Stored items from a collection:
○ ○ ○ ○ ○
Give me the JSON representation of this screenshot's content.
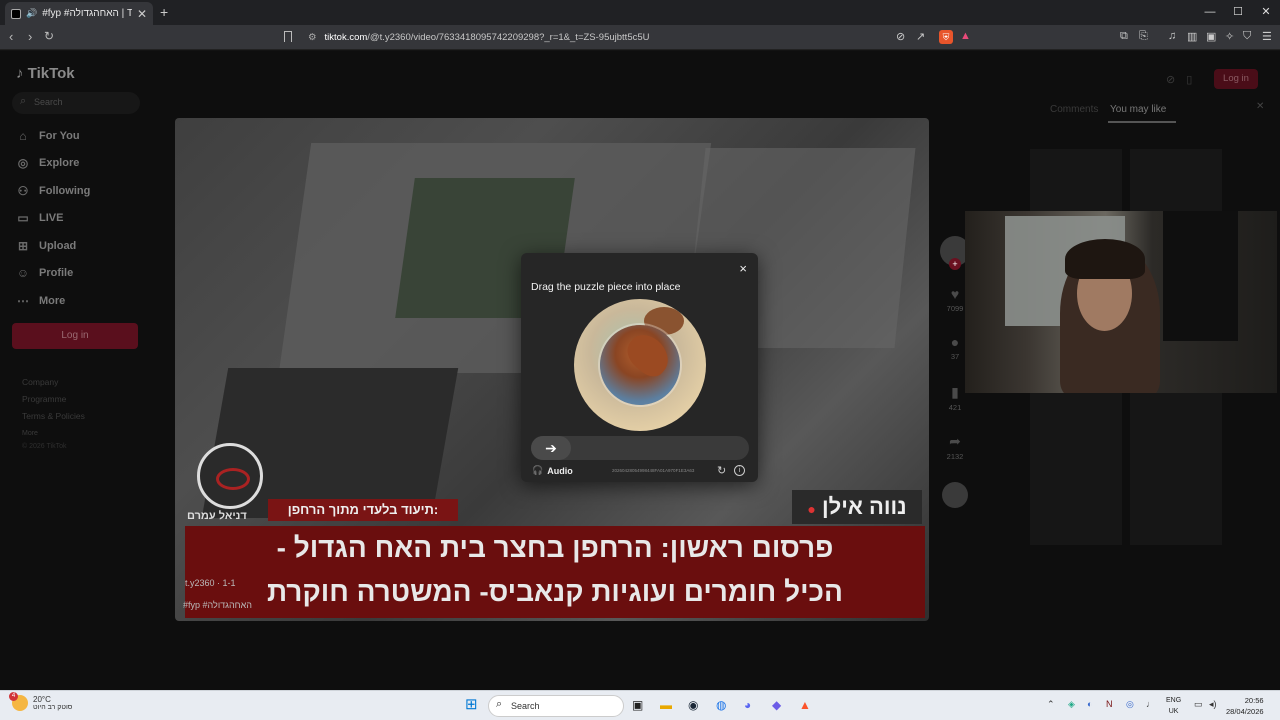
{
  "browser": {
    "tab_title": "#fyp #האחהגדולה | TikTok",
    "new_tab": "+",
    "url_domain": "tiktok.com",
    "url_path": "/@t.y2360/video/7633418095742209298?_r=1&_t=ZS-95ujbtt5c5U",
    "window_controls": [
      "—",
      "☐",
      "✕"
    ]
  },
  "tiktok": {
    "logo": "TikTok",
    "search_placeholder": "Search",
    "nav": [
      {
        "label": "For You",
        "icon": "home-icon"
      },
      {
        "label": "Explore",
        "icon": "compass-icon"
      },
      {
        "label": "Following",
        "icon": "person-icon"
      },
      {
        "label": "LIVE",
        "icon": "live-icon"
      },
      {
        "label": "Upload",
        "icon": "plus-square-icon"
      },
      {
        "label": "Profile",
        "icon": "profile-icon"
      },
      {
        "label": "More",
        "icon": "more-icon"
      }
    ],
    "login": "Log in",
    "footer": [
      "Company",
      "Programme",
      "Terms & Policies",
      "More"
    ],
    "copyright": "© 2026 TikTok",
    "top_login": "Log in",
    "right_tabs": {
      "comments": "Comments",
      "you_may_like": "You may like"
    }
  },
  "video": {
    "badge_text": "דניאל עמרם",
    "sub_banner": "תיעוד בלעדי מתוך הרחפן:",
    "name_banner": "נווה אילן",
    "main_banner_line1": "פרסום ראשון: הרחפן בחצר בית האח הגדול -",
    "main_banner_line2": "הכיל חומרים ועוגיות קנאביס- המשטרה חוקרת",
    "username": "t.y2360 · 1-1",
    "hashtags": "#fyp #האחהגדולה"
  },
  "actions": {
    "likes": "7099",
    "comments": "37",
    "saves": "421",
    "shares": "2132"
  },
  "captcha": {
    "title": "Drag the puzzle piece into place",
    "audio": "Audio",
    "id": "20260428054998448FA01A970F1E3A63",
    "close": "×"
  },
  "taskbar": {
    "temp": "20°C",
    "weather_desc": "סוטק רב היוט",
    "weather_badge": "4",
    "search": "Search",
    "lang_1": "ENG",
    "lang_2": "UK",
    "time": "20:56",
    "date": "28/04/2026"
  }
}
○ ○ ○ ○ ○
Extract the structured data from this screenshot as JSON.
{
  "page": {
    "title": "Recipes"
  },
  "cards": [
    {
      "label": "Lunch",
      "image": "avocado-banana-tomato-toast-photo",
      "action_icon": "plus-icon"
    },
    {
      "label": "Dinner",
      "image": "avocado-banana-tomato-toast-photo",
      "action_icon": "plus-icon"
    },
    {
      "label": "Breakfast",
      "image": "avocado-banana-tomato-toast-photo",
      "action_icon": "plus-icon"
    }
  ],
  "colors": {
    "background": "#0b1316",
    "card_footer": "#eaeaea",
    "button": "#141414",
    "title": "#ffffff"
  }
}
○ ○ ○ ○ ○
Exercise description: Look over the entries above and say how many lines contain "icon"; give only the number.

Task result: 10